The narcissist goes into a schizoid mode: he isolates himself, a hermit in the kingdom of his hurt. He minimises his social interactions and uses “messengers” to communicate with the outside. Devoid of energy, the narcissist can no longer pretend to succumb to social conventions. His former compliance gives way to open withdrawal (a rebellion of sorts). Smiles are transformed to frowns, courtesy becomes rudeness, emphasised etiquette used as a weapon, an outlet of aggression, an act of violence.
The narcissist, blinded by pain, seeks to restore his balance, to take another sip of the narcissistic nectar. In this quest, the narcissist turns both to and upon those nearest to him. His real attitude emerges: for him, his nearest and dearest are nothing are but tools, one-dimensional instruments of gratification, Sources of Supply or pimps of such supply, catering to his narcissistic lusts.

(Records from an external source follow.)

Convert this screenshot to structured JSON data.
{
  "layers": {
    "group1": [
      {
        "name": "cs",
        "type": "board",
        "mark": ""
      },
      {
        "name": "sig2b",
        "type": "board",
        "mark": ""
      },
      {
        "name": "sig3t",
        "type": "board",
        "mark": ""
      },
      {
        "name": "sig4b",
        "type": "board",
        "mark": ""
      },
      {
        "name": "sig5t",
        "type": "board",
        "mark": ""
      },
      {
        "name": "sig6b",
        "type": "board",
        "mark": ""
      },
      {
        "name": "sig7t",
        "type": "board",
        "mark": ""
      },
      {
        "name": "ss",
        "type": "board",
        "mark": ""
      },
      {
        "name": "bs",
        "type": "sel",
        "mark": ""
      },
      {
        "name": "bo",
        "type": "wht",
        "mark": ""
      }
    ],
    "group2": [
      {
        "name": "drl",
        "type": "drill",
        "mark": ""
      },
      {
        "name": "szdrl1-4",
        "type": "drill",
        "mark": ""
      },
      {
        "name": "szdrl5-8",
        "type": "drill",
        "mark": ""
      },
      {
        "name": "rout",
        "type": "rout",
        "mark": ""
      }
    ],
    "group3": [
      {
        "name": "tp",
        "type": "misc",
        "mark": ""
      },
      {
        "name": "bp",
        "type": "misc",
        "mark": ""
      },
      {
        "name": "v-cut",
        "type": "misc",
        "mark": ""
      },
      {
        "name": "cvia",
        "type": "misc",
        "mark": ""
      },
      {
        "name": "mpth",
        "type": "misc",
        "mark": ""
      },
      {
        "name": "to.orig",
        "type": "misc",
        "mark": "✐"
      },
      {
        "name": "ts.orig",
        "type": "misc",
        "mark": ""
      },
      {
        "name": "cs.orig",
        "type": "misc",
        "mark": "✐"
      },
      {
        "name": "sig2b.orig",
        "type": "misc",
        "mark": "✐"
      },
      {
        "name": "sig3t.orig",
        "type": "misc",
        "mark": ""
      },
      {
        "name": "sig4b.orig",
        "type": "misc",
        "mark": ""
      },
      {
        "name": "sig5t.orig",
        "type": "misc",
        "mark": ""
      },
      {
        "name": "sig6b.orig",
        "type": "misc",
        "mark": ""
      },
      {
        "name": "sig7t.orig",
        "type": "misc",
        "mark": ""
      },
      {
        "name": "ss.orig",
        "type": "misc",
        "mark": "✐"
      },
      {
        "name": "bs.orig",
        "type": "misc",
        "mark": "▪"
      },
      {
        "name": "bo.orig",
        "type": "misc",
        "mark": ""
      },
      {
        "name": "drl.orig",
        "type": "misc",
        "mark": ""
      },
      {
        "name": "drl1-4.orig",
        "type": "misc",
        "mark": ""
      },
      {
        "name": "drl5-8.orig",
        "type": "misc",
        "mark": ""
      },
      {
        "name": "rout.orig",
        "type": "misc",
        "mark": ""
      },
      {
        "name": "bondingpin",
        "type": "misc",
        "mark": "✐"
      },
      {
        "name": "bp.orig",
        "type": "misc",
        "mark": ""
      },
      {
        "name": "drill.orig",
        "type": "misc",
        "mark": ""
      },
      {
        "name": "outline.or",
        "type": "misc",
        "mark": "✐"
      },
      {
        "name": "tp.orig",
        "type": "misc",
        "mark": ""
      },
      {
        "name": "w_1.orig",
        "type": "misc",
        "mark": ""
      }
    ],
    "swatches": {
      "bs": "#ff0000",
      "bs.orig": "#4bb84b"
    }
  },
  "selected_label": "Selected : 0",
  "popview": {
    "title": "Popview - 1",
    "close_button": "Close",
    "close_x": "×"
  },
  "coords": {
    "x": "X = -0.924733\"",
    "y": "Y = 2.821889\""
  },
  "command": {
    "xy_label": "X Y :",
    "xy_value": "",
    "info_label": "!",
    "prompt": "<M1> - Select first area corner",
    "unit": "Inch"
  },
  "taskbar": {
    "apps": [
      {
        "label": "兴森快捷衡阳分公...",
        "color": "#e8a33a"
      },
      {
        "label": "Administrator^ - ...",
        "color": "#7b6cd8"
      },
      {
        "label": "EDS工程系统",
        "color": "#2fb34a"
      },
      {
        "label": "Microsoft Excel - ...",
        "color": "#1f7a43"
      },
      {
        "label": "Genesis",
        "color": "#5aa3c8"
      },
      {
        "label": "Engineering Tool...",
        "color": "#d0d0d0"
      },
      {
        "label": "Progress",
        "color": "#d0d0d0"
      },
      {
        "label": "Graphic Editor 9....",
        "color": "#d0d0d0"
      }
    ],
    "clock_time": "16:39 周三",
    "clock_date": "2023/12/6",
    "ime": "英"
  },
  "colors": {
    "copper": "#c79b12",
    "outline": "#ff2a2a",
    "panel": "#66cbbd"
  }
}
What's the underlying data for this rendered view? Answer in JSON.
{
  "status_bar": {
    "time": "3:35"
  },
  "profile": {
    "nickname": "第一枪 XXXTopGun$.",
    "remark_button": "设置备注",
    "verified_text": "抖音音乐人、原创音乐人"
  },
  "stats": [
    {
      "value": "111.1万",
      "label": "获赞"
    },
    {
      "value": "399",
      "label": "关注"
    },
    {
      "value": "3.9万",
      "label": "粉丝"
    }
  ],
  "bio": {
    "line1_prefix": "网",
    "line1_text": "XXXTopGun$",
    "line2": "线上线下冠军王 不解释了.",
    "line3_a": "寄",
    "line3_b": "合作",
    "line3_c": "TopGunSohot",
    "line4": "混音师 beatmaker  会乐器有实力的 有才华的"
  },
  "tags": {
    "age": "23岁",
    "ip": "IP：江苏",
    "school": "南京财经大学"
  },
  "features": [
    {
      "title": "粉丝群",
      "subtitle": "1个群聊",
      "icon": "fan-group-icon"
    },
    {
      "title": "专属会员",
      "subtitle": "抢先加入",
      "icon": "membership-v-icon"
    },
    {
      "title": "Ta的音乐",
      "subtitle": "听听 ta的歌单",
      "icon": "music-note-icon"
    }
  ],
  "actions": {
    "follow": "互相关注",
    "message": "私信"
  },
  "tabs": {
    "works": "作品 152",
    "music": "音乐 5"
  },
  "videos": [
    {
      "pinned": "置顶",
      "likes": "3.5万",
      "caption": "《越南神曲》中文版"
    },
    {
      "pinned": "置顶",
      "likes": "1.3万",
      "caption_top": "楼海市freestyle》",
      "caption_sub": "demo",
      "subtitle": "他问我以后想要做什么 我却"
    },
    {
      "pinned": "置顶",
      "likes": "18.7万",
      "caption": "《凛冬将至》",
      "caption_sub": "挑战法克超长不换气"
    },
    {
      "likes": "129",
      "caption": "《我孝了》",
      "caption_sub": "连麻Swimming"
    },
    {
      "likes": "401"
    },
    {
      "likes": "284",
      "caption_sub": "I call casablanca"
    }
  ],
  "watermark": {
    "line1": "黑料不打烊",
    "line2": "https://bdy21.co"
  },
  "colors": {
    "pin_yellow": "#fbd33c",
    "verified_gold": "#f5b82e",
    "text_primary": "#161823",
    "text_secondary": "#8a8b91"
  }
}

Having failed to procure for him his “drug’ (Narcissistic Supply), the narcissist regards friends, colleagues, and even family members as dysfunctional, frustrating objects. In his wrath, he tries to mend them by forcing them to perform again, to function.